- [What you have to do] Write the data out in full and word for word. Do not include images.

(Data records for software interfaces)
Segment Open

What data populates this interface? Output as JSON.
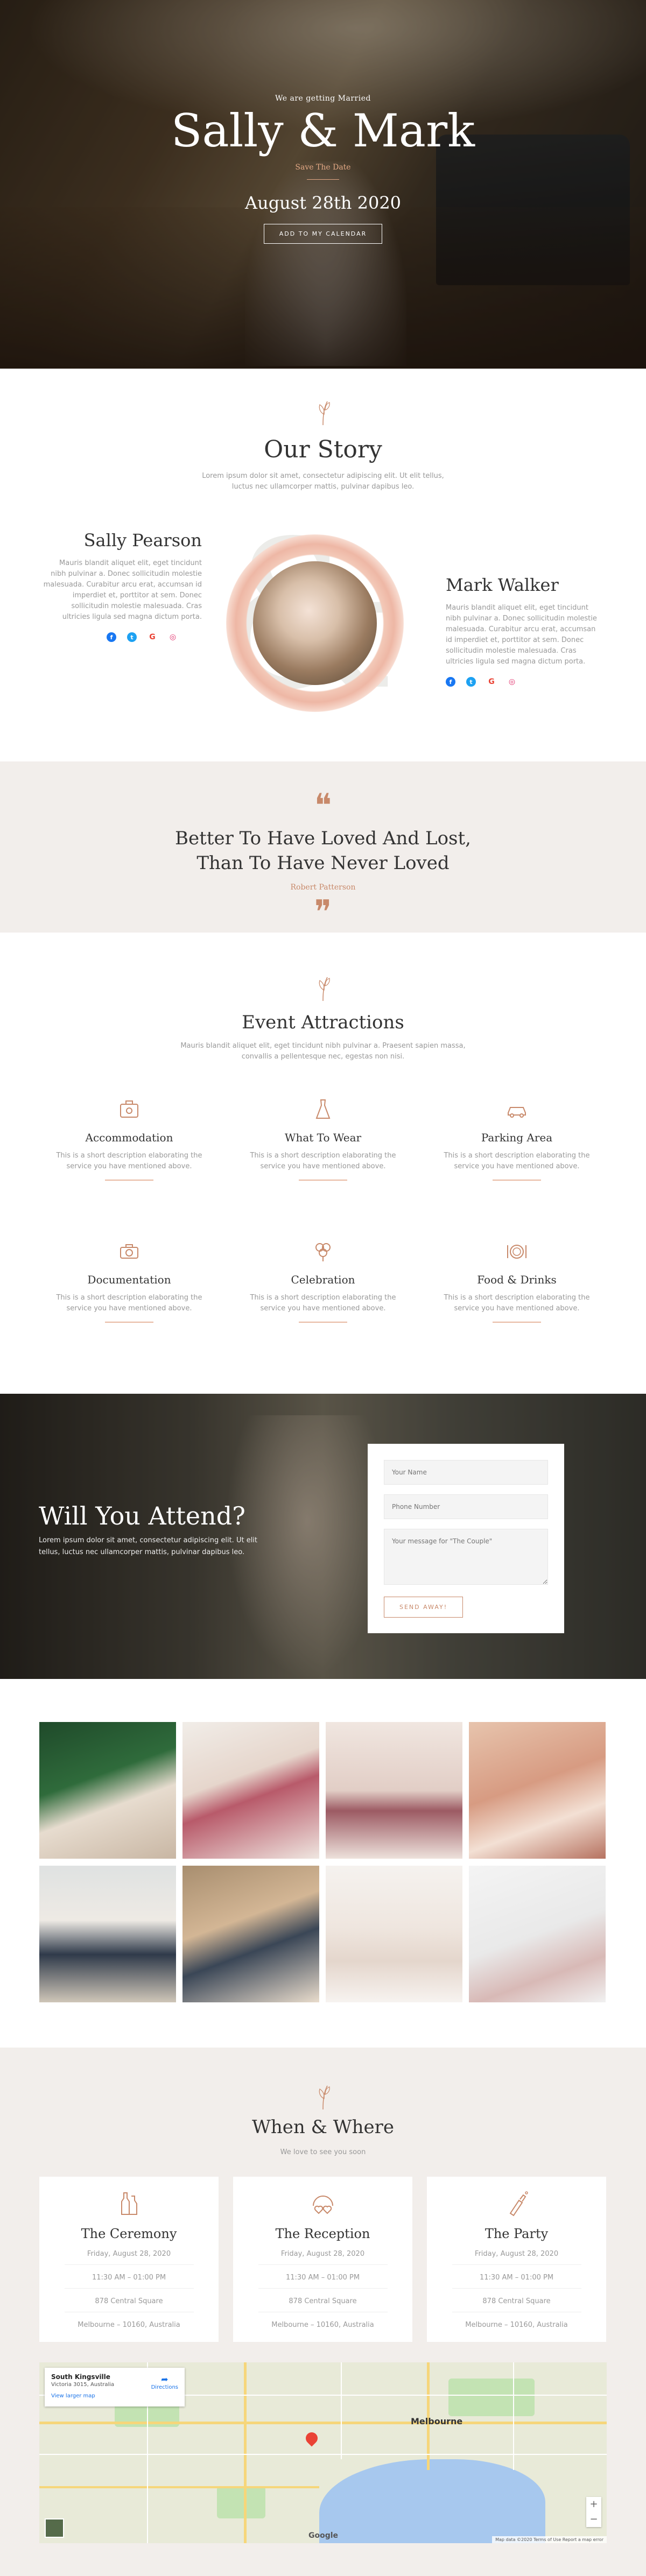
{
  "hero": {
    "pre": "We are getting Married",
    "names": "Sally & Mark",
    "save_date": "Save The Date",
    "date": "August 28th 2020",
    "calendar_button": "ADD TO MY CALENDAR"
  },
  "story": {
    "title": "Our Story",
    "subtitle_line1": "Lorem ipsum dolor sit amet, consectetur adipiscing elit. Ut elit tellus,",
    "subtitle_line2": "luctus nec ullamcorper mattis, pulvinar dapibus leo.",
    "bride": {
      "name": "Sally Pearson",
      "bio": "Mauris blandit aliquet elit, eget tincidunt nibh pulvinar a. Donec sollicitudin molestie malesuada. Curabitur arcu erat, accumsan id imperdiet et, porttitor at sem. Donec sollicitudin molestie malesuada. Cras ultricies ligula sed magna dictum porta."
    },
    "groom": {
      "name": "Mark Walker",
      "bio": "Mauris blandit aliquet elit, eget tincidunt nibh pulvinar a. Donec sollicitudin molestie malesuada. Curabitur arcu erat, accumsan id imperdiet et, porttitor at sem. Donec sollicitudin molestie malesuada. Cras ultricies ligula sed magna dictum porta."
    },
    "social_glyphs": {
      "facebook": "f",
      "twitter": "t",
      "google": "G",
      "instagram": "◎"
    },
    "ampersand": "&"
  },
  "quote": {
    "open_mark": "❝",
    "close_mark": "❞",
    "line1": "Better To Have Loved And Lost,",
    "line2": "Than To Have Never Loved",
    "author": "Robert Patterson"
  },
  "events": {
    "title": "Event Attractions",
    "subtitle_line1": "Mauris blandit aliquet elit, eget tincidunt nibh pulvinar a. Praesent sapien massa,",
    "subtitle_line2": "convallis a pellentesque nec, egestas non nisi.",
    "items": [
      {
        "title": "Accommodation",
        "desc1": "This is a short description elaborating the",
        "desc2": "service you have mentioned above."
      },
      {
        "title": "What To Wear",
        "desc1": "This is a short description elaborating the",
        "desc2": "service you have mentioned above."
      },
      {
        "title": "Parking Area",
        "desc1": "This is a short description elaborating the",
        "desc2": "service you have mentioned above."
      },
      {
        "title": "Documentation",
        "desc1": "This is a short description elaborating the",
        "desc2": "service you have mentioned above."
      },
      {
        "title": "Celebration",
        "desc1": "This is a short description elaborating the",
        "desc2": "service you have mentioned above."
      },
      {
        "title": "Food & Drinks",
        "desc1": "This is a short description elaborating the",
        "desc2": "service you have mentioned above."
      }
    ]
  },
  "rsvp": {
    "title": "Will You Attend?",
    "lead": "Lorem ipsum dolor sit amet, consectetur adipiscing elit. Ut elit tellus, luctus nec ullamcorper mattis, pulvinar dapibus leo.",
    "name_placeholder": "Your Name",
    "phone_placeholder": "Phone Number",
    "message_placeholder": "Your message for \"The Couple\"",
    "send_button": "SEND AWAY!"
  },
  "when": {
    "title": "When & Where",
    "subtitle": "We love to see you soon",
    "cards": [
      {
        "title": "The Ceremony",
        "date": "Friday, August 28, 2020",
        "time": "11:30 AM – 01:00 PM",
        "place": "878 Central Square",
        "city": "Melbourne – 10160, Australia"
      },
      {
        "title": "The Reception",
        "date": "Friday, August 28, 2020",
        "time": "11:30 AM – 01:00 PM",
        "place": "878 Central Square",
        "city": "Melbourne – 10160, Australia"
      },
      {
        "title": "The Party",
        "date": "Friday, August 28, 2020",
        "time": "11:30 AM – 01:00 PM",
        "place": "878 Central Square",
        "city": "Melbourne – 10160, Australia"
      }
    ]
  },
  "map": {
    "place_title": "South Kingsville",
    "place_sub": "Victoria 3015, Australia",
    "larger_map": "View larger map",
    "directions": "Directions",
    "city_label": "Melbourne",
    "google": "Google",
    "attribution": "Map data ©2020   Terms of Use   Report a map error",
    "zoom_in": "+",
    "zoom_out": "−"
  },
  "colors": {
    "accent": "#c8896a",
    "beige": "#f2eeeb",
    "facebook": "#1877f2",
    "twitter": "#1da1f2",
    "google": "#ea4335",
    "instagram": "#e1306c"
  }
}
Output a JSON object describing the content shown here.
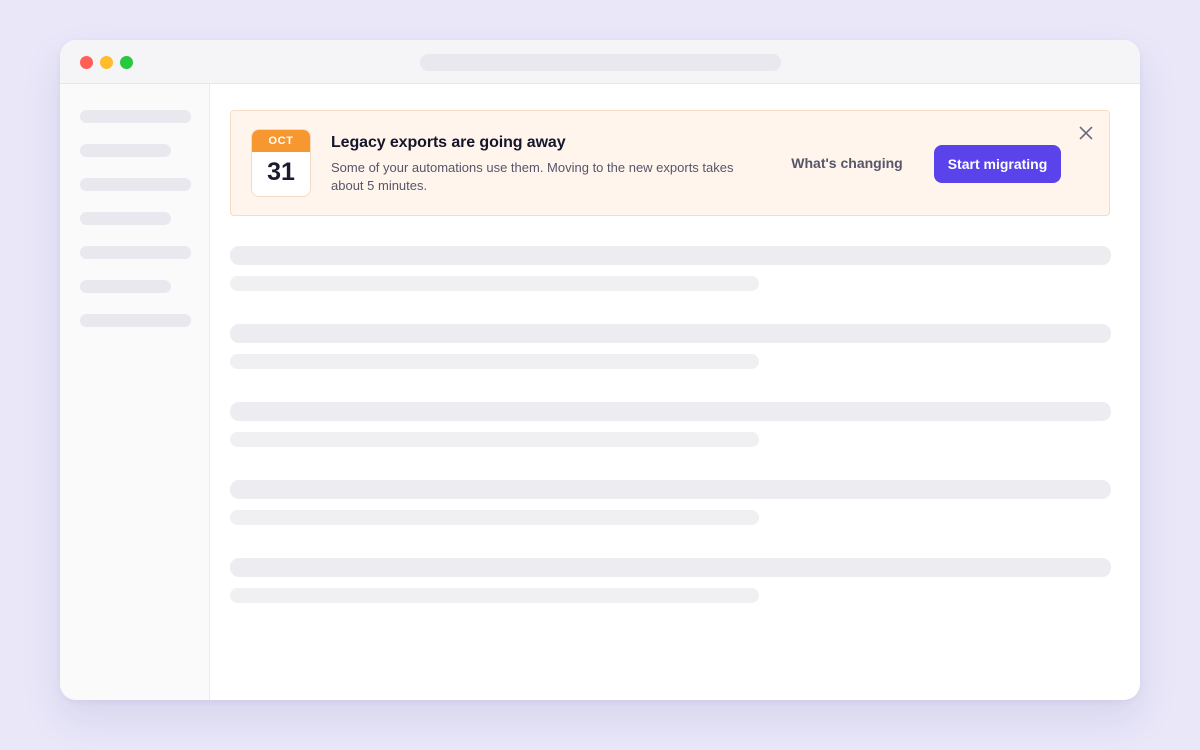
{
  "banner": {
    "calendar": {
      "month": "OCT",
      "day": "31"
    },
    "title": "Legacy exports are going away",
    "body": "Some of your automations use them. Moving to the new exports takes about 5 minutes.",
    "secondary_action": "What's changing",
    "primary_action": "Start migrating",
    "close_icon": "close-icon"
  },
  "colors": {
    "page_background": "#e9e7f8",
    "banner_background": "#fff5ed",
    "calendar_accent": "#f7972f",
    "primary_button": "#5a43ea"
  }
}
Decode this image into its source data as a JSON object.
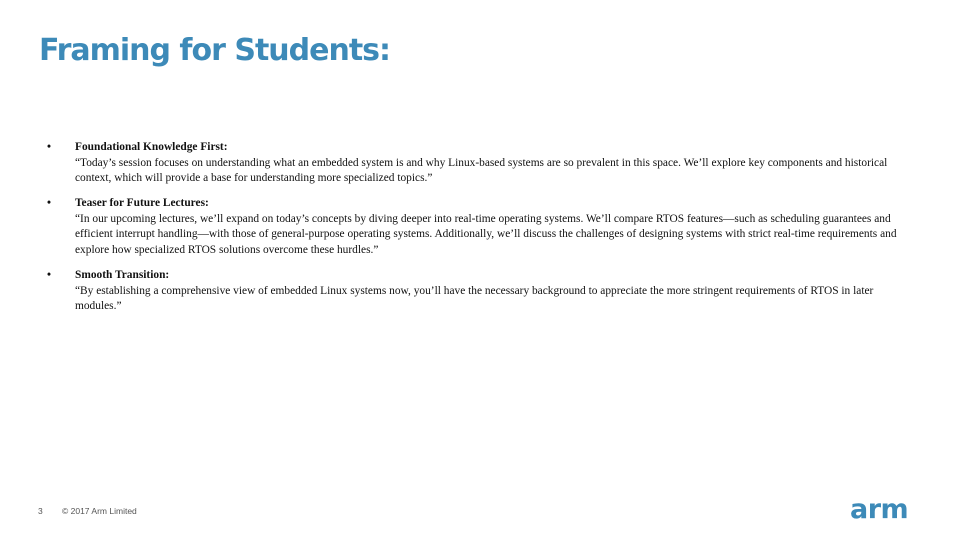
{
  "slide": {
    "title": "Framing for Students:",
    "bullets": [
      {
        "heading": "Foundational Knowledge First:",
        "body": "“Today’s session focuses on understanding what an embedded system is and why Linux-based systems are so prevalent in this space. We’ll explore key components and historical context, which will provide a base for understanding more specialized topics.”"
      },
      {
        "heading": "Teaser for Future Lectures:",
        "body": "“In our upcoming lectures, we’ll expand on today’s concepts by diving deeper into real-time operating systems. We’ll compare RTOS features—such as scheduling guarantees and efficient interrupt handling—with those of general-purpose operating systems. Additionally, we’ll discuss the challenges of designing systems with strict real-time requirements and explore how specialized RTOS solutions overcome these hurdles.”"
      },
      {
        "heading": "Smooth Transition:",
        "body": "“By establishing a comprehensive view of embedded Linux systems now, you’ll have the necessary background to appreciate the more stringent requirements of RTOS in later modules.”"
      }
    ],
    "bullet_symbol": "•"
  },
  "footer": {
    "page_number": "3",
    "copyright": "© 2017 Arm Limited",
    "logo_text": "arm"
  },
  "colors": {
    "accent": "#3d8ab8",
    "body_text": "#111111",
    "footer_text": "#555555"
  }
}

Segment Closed

- [Written answer]
What data populates this interface? Output as JSON.
{
  "hero": {
    "pre": "We are getting Married",
    "names": "Sally & Mark",
    "save_date": "Save The Date",
    "date": "August 28th 2020",
    "calendar_button": "ADD TO MY CALENDAR"
  },
  "story": {
    "title": "Our Story",
    "subtitle_line1": "Lorem ipsum dolor sit amet, consectetur adipiscing elit. Ut elit tellus,",
    "subtitle_line2": "luctus nec ullamcorper mattis, pulvinar dapibus leo.",
    "bride": {
      "name": "Sally Pearson",
      "bio": "Mauris blandit aliquet elit, eget tincidunt nibh pulvinar a. Donec sollicitudin molestie malesuada. Curabitur arcu erat, accumsan id imperdiet et, porttitor at sem. Donec sollicitudin molestie malesuada. Cras ultricies ligula sed magna dictum porta."
    },
    "groom": {
      "name": "Mark Walker",
      "bio": "Mauris blandit aliquet elit, eget tincidunt nibh pulvinar a. Donec sollicitudin molestie malesuada. Curabitur arcu erat, accumsan id imperdiet et, porttitor at sem. Donec sollicitudin molestie malesuada. Cras ultricies ligula sed magna dictum porta."
    },
    "social_glyphs": {
      "facebook": "f",
      "twitter": "t",
      "google": "G",
      "instagram": "◎"
    },
    "ampersand": "&"
  },
  "quote": {
    "open_mark": "❝",
    "close_mark": "❞",
    "line1": "Better To Have Loved And Lost,",
    "line2": "Than To Have Never Loved",
    "author": "Robert Patterson"
  },
  "events": {
    "title": "Event Attractions",
    "subtitle_line1": "Mauris blandit aliquet elit, eget tincidunt nibh pulvinar a. Praesent sapien massa,",
    "subtitle_line2": "convallis a pellentesque nec, egestas non nisi.",
    "items": [
      {
        "title": "Accommodation",
        "desc1": "This is a short description elaborating the",
        "desc2": "service you have mentioned above."
      },
      {
        "title": "What To Wear",
        "desc1": "This is a short description elaborating the",
        "desc2": "service you have mentioned above."
      },
      {
        "title": "Parking Area",
        "desc1": "This is a short description elaborating the",
        "desc2": "service you have mentioned above."
      },
      {
        "title": "Documentation",
        "desc1": "This is a short description elaborating the",
        "desc2": "service you have mentioned above."
      },
      {
        "title": "Celebration",
        "desc1": "This is a short description elaborating the",
        "desc2": "service you have mentioned above."
      },
      {
        "title": "Food & Drinks",
        "desc1": "This is a short description elaborating the",
        "desc2": "service you have mentioned above."
      }
    ]
  },
  "rsvp": {
    "title": "Will You Attend?",
    "lead": "Lorem ipsum dolor sit amet, consectetur adipiscing elit. Ut elit tellus, luctus nec ullamcorper mattis, pulvinar dapibus leo.",
    "name_placeholder": "Your Name",
    "phone_placeholder": "Phone Number",
    "message_placeholder": "Your message for \"The Couple\"",
    "send_button": "SEND AWAY!"
  },
  "when": {
    "title": "When & Where",
    "subtitle": "We love to see you soon",
    "cards": [
      {
        "title": "The Ceremony",
        "date": "Friday, August 28, 2020",
        "time": "11:30 AM – 01:00 PM",
        "place": "878 Central Square",
        "city": "Melbourne – 10160, Australia"
      },
      {
        "title": "The Reception",
        "date": "Friday, August 28, 2020",
        "time": "11:30 AM – 01:00 PM",
        "place": "878 Central Square",
        "city": "Melbourne – 10160, Australia"
      },
      {
        "title": "The Party",
        "date": "Friday, August 28, 2020",
        "time": "11:30 AM – 01:00 PM",
        "place": "878 Central Square",
        "city": "Melbourne – 10160, Australia"
      }
    ]
  },
  "map": {
    "place_title": "South Kingsville",
    "place_sub": "Victoria 3015, Australia",
    "larger_map": "View larger map",
    "directions": "Directions",
    "city_label": "Melbourne",
    "google": "Google",
    "attribution": "Map data ©2020   Terms of Use   Report a map error",
    "zoom_in": "+",
    "zoom_out": "−"
  },
  "colors": {
    "accent": "#c8896a",
    "beige": "#f2eeeb",
    "facebook": "#1877f2",
    "twitter": "#1da1f2",
    "google": "#ea4335",
    "instagram": "#e1306c"
  }
}
Output a JSON object describing the content shown here.
{
  "banner": {
    "calendar": {
      "month": "OCT",
      "day": "31"
    },
    "title": "Legacy exports are going away",
    "body": "Some of your automations use them. Moving to the new exports takes about 5 minutes.",
    "secondary_action": "What's changing",
    "primary_action": "Start migrating",
    "close_icon": "close-icon"
  },
  "colors": {
    "page_background": "#e9e7f8",
    "banner_background": "#fff5ed",
    "calendar_accent": "#f7972f",
    "primary_button": "#5a43ea"
  }
}
Decode this image into its source data as a JSON object.
{
  "slide": {
    "title": "Framing for Students:",
    "bullets": [
      {
        "heading": "Foundational Knowledge First:",
        "body": "“Today’s session focuses on understanding what an embedded system is and why Linux-based systems are so prevalent in this space. We’ll explore key components and historical context, which will provide a base for understanding more specialized topics.”"
      },
      {
        "heading": "Teaser for Future Lectures:",
        "body": "“In our upcoming lectures, we’ll expand on today’s concepts by diving deeper into real-time operating systems. We’ll compare RTOS features—such as scheduling guarantees and efficient interrupt handling—with those of general-purpose operating systems. Additionally, we’ll discuss the challenges of designing systems with strict real-time requirements and explore how specialized RTOS solutions overcome these hurdles.”"
      },
      {
        "heading": "Smooth Transition:",
        "body": "“By establishing a comprehensive view of embedded Linux systems now, you’ll have the necessary background to appreciate the more stringent requirements of RTOS in later modules.”"
      }
    ],
    "bullet_symbol": "•"
  },
  "footer": {
    "page_number": "3",
    "copyright": "© 2017 Arm Limited",
    "logo_text": "arm"
  },
  "colors": {
    "accent": "#3d8ab8",
    "body_text": "#111111",
    "footer_text": "#555555"
  }
}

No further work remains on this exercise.